After months of planning and weeks of labor, Hagigit‘s latest art work will finally be revealed at the 13th annual Bat Yam International Street Theater Festival. Although the heads-up I published two months ago did not reveal much detail about the work, but I hope it generated enough interest for people to visit the festival.
If you plan on visiting, make sure you check out the program here. After you return home, you might want to check out our Facebook page for photos and videos of the event.
What: Bat Yam Street Theater Festival Where: Boardwalk, Bat Yam, Israel When: Tuesday to Thursday, 19:00-23:00 Who: Hagigit artist collective Why: Because you cannot experience installation art from home How much: Admission is free
Hagigit, the artists’ collective I co-founded will take part in the 13th annual Bat Yam International Street Theater Festival this coming August. We were honored to have been asked to participate, as this will be our biggest, most expensive project to date, and based on previous years we will probably see our biggest crowd ever.
I will try to reveal as much details as possible before the event, but it is a bit of a struggle as there are many people involved and not everyone shares my notion of transparency. The graphics to the right is our teaser poster that will appear in the festival program, and following is the English text that will accompany it:
Time is fluid, reality debatable
our point of view is not where we think it is
everything we see has changed its shape
in the gap between one moment and the next
exists an opportunity to listen, to smell,
to see and to express.
Hagigit’s interactive installation invites the public, yourself included, to take the whole from its parts, the revealed from the concealed, and yourself away from anyone else.
Location: Sela Beach parking lot, Bat Yam, Israel
Dates: August 25-27, 2009
Duration: continuously between 19:00-23:00
The MusraraMix Festival in Jerusalem is in its 9th year and this year’s theme is Avoda Zara (Foreign Work/Idolatry). The festival that starts today is an initiative of the Musrara School of Photography, Media and New Music, and is produced in cooperation with the neighborhood residents. The festival showcases experimental art works in photography, installation, video art and performance – along with a central stage that will feature musical performances from Israel and abroad.

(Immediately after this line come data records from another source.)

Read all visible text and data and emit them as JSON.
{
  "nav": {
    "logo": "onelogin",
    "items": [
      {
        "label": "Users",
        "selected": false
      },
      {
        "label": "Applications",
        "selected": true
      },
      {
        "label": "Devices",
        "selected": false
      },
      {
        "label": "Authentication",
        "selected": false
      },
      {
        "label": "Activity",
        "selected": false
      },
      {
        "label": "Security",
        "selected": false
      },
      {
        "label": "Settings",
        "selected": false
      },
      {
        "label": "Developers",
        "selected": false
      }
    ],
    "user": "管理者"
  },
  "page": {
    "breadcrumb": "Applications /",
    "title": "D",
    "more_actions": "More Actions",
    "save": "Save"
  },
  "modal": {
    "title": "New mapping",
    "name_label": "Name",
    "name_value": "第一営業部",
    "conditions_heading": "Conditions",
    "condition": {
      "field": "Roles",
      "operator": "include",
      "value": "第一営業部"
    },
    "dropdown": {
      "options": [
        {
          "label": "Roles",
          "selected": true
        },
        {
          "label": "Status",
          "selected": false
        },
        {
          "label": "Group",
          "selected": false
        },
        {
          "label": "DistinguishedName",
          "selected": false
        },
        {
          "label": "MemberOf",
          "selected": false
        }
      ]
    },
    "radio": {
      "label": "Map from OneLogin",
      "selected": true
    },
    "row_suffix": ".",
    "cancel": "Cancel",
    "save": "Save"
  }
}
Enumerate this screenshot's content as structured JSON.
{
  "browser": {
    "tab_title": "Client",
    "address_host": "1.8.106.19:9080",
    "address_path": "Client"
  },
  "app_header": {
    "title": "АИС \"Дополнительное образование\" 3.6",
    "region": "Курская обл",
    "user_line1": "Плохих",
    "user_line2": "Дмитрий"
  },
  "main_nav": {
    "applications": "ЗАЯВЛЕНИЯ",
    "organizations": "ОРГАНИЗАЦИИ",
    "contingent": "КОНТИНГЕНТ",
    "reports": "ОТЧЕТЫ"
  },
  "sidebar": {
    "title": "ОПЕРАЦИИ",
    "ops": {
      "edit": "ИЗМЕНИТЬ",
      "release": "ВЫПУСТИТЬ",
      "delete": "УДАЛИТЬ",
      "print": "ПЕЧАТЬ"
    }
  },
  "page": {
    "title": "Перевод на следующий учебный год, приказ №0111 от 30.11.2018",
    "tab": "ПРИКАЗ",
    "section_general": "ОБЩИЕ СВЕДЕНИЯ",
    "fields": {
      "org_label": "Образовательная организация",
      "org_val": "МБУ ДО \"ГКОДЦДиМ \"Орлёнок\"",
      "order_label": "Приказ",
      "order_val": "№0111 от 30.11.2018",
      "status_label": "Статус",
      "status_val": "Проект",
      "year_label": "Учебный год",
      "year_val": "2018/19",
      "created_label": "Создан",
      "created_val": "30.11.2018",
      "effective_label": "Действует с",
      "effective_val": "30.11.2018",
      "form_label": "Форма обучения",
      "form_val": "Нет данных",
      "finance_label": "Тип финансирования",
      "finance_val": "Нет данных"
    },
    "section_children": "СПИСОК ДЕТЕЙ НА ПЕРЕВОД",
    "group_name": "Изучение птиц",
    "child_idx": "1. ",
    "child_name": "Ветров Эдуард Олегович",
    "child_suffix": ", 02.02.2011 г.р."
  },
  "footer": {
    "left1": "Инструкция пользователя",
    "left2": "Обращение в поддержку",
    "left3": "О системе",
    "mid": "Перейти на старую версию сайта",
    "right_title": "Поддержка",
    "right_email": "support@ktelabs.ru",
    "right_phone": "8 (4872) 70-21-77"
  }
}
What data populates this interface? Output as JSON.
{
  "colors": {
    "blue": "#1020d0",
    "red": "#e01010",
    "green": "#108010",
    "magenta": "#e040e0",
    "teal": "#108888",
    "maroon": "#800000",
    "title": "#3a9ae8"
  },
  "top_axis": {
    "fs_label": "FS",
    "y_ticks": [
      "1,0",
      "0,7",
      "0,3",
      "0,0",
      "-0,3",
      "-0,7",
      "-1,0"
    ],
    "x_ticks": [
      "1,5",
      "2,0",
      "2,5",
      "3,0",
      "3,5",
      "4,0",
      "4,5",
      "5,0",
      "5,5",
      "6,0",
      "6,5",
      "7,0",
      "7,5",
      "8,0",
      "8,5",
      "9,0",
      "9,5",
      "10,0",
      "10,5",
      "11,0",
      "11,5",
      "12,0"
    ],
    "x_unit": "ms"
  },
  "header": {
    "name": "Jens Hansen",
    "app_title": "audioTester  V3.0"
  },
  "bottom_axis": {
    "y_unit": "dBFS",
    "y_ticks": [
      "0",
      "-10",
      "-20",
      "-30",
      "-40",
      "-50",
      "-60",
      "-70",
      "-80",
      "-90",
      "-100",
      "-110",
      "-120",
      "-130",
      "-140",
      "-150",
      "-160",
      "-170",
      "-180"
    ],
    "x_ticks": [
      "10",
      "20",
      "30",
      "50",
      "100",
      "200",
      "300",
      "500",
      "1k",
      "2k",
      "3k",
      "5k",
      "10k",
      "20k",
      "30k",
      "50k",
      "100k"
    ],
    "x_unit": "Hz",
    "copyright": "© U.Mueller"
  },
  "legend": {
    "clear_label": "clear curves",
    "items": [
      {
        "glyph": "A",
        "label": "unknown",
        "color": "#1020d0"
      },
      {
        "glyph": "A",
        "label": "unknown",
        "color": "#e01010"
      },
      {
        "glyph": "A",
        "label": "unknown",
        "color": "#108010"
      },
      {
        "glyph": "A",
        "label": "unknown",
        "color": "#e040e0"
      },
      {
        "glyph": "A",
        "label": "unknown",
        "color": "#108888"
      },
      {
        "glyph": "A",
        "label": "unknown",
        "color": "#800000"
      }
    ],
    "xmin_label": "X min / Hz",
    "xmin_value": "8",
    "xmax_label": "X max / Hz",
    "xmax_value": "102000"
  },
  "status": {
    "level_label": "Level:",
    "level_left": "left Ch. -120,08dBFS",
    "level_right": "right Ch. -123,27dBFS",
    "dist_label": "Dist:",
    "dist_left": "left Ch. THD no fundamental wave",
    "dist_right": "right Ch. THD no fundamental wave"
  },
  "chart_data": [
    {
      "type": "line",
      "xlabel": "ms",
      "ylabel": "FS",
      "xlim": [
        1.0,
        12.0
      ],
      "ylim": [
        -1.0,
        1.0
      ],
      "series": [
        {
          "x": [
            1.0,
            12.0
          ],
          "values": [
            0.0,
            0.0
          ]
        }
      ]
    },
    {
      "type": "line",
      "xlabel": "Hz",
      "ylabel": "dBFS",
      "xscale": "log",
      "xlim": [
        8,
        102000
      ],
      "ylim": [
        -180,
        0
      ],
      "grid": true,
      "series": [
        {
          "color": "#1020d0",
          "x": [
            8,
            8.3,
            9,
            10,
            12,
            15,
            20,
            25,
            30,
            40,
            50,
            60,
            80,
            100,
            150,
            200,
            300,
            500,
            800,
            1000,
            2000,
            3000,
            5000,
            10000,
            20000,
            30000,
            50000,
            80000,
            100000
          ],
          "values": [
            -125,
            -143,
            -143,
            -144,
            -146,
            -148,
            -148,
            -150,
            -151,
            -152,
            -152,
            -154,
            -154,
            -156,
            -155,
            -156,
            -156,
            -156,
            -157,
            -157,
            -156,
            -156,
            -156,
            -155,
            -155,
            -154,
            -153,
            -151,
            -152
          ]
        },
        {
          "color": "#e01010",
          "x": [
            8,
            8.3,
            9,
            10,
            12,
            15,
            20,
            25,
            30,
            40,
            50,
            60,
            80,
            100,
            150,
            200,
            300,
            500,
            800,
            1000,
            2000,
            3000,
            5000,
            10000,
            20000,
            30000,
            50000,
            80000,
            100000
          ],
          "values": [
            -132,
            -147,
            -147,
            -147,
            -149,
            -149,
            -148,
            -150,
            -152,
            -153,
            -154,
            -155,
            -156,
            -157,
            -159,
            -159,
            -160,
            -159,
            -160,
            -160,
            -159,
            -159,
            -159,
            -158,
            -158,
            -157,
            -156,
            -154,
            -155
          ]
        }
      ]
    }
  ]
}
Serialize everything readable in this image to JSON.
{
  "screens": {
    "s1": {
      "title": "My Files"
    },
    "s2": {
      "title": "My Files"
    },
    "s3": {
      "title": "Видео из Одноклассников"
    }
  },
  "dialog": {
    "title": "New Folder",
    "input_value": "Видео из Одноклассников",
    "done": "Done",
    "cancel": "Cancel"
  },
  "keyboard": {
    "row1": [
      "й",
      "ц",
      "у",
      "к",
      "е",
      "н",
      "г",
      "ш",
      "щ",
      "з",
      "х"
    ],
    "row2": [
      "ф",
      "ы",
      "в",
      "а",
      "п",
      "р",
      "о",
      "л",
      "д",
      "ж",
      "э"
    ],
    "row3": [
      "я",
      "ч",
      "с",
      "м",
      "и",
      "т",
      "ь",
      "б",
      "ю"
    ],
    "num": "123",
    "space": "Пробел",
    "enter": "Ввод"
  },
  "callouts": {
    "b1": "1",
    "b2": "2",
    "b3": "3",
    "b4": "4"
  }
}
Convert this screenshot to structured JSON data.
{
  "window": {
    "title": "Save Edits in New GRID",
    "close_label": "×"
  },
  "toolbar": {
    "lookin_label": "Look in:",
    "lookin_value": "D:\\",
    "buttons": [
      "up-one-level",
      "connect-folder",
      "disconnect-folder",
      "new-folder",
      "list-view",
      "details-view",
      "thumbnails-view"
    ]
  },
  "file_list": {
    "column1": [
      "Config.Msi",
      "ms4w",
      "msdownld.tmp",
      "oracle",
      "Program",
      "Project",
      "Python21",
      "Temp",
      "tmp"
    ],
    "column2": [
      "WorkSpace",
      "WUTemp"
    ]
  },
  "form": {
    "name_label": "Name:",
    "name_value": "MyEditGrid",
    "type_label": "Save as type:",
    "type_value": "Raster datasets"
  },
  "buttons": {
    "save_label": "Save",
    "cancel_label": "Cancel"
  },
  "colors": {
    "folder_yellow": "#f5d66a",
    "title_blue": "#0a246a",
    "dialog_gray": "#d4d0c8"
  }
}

Admission is 10 NIS, an unbeatable price even in the likely case that you will hate half the artworks. Click here to download the Hebrew/English program in PDF format.
Note: Projects discussed in this post have been discontinued. Just scroll down and watch the analog spam-trap video.
I am pretty sure that within the mass of people who say they hate spam (and that is all they ever do against it) there may be a few that actually want to fight back.
As a believer in proactive measures against spammers I was an avid fan of Blue Frog, an Israeli software that started causing spammers actual financial loses. After its sad demise in 2006, which left me with a lot of spam and nowhere to shove it, I had to find a path to which I can direct my anti-spam energies.
Until the new and improved Blue Frog project (called Okopipi, or Black Frog) will mature, I was left with SpamCop.net, a free spam-reporting tool that has been around since 1998, but was never aggressive enough for my taste.
I have been using this tool for a couple of months now, and thought it is nothing to email home about. Basically, it identifies the IP where the email originates (thus allowing the ISP to identify the spammer) and the server that hosts the website selling the advertised product (thus allowing the hosting company to identify the seller who paid the spammer for the marketing campaign).
I could not get excited about SpamCop because you never know if the reports you file are ignored or acted upon by the anti-spam personnel at those companies. After reporting more than 1500 emails, I could not answer truthfully if I made any difference.
This is the email I just received and wanted to share:
Thank you for your report concerning this Unsolicited Bulk Email incident.
The account concerned has been identified and suspended under the terms of the Sky Broadband Acceptable Use Policy.
Please accept our apologies for any inconvenience that this incident may have caused.
Sky Broadband Abuse Team
That’s why I will keep on reporting my spam with SpamCop, knowing that others will do the same, and hoping that the small dents we might make in the big spam machine will accumulate and lead to its beautiful demise.
To leave you with a smile, here is a video documenting an art installation by Bill Shackelford. It is an analog spam-trap machine, consisting of a computer that monitors email accounts, a printer that prints any spam that arrives, and a paper shredder that automatically shreds any printed spam.